* TRY IT: Copy every line of the entries that includes the word "content".

* DATA TO EXAMINE:
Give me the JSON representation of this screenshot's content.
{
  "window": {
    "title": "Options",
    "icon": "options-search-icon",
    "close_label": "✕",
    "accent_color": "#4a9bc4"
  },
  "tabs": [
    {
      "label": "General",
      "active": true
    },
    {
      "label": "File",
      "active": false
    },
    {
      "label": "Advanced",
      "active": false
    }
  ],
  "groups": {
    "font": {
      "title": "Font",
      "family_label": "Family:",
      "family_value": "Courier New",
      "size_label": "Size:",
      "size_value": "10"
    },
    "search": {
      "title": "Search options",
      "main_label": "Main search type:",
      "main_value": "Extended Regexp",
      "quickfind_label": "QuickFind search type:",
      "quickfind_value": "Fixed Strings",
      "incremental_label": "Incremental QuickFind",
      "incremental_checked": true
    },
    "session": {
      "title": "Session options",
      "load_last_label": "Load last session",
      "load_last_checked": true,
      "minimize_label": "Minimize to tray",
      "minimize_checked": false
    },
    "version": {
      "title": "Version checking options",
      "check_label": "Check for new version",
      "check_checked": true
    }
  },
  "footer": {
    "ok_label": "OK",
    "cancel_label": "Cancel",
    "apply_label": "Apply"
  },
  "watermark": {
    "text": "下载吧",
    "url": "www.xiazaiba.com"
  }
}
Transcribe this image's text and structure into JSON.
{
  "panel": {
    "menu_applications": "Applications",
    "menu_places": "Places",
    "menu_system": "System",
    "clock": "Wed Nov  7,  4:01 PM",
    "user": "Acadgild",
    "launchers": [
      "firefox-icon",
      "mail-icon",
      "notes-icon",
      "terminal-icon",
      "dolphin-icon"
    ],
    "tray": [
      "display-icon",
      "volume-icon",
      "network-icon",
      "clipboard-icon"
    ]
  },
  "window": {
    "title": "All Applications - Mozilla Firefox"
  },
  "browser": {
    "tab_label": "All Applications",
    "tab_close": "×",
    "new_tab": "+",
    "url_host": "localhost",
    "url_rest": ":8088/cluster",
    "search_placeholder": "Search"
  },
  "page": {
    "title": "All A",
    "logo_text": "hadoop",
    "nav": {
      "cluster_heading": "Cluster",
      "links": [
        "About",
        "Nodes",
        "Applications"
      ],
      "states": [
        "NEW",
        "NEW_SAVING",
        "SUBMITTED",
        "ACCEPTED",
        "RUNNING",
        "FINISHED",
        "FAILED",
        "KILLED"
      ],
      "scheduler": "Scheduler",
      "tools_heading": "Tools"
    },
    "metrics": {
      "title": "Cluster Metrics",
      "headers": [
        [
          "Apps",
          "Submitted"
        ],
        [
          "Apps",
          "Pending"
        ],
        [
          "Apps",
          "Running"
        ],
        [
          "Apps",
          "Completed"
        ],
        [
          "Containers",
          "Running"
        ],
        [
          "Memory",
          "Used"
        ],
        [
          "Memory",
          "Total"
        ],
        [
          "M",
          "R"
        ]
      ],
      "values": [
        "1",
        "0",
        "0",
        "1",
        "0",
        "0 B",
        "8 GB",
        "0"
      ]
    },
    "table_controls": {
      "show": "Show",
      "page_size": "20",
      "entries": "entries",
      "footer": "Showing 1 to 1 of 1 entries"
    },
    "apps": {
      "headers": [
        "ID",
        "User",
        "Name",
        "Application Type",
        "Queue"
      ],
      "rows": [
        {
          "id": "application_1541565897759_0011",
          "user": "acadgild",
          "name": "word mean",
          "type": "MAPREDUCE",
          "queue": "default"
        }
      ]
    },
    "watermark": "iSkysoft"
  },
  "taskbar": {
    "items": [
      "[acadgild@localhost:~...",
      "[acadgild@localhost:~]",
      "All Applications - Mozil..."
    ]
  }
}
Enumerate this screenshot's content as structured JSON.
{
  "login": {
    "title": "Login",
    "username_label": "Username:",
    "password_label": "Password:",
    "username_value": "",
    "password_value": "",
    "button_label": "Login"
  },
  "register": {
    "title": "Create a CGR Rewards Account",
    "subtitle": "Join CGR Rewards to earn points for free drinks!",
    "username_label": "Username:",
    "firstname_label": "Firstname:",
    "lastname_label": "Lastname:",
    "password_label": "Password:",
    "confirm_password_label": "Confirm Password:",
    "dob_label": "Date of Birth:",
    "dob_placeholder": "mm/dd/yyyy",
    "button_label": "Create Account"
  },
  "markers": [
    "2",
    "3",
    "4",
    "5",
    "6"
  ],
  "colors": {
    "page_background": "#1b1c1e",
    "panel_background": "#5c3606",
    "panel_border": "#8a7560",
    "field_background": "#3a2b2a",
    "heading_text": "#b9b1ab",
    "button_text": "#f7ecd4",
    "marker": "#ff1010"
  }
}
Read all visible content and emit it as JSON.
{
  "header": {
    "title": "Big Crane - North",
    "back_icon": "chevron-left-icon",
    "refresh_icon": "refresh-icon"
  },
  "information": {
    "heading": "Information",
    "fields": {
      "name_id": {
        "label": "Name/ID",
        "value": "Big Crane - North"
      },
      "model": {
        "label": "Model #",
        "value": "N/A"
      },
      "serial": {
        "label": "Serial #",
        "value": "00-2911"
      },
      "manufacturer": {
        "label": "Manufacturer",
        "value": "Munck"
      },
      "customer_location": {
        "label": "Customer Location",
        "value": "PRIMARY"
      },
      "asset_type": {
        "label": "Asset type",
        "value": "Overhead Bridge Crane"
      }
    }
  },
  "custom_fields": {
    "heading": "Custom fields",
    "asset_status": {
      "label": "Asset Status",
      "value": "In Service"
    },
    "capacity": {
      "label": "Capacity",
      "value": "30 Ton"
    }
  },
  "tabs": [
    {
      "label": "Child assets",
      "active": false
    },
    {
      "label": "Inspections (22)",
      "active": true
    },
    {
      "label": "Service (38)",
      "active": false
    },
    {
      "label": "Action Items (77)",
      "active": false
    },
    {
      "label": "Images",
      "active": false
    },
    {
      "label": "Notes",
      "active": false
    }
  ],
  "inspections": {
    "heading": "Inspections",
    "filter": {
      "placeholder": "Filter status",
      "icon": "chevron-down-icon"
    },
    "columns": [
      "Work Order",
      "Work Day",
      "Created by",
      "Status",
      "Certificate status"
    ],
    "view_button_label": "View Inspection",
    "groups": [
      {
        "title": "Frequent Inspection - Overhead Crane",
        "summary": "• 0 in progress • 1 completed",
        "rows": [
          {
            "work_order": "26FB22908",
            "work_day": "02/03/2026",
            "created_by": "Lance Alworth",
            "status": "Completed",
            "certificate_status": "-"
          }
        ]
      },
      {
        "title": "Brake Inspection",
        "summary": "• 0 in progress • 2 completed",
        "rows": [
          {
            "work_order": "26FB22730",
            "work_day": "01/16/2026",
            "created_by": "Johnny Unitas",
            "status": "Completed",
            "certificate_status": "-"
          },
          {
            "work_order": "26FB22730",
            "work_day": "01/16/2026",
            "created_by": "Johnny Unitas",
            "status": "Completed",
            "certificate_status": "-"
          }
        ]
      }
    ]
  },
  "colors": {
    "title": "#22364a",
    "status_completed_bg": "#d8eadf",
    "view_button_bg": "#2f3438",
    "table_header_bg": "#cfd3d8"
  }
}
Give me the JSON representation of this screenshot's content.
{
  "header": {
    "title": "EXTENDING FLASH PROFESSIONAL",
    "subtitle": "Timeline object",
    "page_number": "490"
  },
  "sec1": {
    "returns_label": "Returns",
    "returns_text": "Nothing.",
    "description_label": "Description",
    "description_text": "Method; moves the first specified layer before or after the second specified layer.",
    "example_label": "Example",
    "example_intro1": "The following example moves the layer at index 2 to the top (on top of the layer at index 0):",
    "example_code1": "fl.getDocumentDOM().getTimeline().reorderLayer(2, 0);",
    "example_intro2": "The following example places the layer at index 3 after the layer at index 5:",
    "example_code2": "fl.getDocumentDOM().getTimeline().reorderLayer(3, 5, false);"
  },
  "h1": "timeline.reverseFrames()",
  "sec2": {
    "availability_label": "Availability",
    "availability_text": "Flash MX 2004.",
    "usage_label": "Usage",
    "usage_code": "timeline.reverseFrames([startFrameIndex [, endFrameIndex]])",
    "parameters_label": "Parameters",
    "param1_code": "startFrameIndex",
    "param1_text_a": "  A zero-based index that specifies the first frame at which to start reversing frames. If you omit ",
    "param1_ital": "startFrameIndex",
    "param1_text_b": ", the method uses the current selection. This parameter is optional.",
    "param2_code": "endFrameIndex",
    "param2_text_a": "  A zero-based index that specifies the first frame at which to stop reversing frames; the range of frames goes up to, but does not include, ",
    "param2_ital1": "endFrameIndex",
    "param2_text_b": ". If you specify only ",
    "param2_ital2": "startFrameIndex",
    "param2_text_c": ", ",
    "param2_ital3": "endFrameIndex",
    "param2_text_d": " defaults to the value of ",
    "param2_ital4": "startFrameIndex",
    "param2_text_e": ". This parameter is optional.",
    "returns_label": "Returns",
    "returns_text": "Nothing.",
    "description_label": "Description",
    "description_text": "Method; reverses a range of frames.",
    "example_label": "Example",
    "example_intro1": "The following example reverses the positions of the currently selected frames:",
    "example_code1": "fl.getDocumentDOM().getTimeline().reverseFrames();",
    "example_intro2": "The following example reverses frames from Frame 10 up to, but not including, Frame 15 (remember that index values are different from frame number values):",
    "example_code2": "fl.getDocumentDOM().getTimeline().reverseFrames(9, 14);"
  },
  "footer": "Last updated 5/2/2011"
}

* EXERCISE RESULT:
Give me the JSON representation of this screenshot's content.
Enumerate this screenshot's content as structured JSON.
Read all visible content and emit it as JSON.
Give me the JSON representation of this screenshot's content.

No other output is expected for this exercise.